“We always thought about the person who hadn’t seen the original movie, didn’t know the lore, because this is going wide all around the world,” Addiss points out. “The pilot in particular was very tricky because there’s so much there, that balancing act was something that we were working on until the last moment, particularly with the prologue.”
Narrated by Sigourney Weaver, who is only one part of a stellar voice cast led by Taron Egerton, Anya Taylor-Joy and Nathalie Emmanuel, among others, the prologue sets the scene and reintroduces viewers to the fantastical world that Henson, who died in 1990, created all those years ago.
Staying true to the Henson film meant exploring some of the same themes woven through the original, such as politics, ecology and “the decline and renewal of our world,” explains Grillo-Marxuach.
“We settled very early on the idea that this show was in defense of the moral high ground and we wanted this show to espouse values that were congruent with the things that Jim Henson was about because that’s a huge part of his legacy. It isn’t just a legacy about cute puppets and interesting creatures, it’s a world view about collaboration and unity and people coming together for the greater good,” he says.
One of the main differences between the original film and the latest iteration is how technology has evolved since the ’80s and how director Louis Leterrier used that new tech.

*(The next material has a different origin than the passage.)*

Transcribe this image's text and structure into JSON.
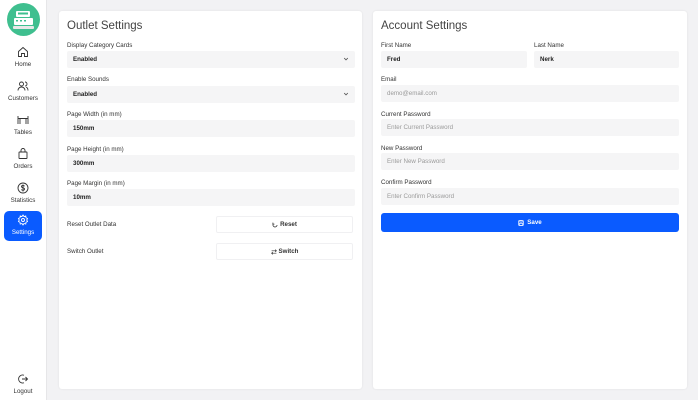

Whereas Henson and Frank Oz’s original film was “painterly, pastoral,” Grillo-Marxuach says Leterrier’s direction is a “180, stylistically.”
“Louis is much more dynamic; he’s moving the camera a lot more than in the original film; he did a lot of different tricks, he steadi-cam operated the entire show,” says Addiss.
Leterrier took the approach of synthesizing the old and the new, putting the intricately crafted puppets at the center of the drama and using newer cameras and CGI to make the world more vivid, more dynamic. Addiss reveals that they shot the entire show first before bringing in the voice cast, who then had to match their lines to the puppets’ “mouth flaps,” while still bringing their own performance and vocal nuances to the roles.
According to Grillo-Marxuach the show’s use of both puppetry and CGI has been mis-cast as a battle between the two, with one fighting against or eclipsing the other.
“People ask is it puppets or is it CGI? Obviously it’s puppets, you don’t go to the Jim Henson creature shop and not use puppets,” he says. “But we looked at the puppets as actors and we treated them like actors in terms of we do have set extensions, green screen work and all of that, because when you have actors in a movie you’re going to have them do stunts and green screen work. You’re seeing a synthesis of modern computer generated world building with this artisanal technology of puppetry.”
For instance, one scene in which Rian (Egerton) leaps from the evil Skeksis’ castle and tumbles into the lake of water below was shot “entirely dry.” A puppeteer, using only his imagination and skill, manipulated the puppet through space, making it hit the water, recreating the impact through physical movements before having it swim away. Then the CGI came in to add the water, bubbles and digital effects, Addiss explains.
The new “Dark Crystal” team recalls that Henson has famously said the original film was the hardest thing he’s ever done, but also his proudest achievement. After slogging for three-and-a-half-years to get their vision for “The Dark Crystal” to the screen, Matthews and Addiss know exactly what Henson meant.
“We used that quote of Jim in the first trailer because he was right,” Addiss says. “I gave a big chunk of my life to this story and it’s the hardest thing I’ve ever done and also the thing I’m most proud of. I get what he was saying now.”
“The Dark Crystal: Age of Resistance” debuts Aug. 30 on Netflix.